Work to complete
If a line in the data below holds the word "Strategy", copy it.

Working data
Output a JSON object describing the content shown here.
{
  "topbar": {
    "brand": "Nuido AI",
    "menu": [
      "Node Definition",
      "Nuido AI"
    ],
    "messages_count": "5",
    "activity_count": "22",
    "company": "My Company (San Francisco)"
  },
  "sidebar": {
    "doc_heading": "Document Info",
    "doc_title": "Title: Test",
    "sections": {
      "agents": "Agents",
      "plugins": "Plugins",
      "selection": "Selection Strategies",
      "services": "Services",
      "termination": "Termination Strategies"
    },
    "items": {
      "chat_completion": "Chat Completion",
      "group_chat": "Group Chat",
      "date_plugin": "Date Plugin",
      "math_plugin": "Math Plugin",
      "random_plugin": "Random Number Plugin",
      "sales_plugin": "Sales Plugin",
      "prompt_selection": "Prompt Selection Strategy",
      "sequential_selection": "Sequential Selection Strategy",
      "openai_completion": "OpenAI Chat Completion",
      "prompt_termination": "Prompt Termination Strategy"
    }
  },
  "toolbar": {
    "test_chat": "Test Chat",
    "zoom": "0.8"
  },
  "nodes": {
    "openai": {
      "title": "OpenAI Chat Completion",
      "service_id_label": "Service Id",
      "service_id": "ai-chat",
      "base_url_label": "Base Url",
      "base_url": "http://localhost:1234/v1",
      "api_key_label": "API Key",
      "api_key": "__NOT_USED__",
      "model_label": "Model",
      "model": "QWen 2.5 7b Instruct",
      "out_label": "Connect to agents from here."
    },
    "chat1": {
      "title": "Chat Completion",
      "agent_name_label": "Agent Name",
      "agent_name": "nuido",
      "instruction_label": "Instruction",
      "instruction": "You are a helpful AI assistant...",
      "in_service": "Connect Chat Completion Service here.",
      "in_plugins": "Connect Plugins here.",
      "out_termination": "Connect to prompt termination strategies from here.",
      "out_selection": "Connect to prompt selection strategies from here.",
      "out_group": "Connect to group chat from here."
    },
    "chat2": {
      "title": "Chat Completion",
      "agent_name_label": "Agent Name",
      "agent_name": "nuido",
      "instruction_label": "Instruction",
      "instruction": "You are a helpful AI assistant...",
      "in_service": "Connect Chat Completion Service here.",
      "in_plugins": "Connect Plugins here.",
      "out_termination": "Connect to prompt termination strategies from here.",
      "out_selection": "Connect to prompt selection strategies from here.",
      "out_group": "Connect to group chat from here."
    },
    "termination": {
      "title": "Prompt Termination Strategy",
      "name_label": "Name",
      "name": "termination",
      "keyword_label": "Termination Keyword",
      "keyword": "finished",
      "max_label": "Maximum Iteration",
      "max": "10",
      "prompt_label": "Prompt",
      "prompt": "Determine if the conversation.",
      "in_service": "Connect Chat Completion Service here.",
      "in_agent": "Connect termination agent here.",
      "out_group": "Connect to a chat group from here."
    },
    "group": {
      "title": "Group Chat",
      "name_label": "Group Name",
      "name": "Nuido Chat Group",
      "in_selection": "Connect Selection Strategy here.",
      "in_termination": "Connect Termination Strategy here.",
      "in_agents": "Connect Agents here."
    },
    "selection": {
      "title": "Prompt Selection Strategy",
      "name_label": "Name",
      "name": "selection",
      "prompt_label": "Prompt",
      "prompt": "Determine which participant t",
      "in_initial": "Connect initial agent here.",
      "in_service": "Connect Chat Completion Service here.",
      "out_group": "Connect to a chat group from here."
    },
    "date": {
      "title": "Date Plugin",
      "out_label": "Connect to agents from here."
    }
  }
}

Output
      "prompt_selection": "Prompt Selection Strategy",
      "sequential_selection": "Sequential Selection Strategy",
      "prompt_termination": "Prompt Termination Strategy"
      "title": "Prompt Termination Strategy",
      "in_selection": "Connect Selection Strategy here.",
      "in_termination": "Connect Termination Strategy here.",
      "title": "Prompt Selection Strategy",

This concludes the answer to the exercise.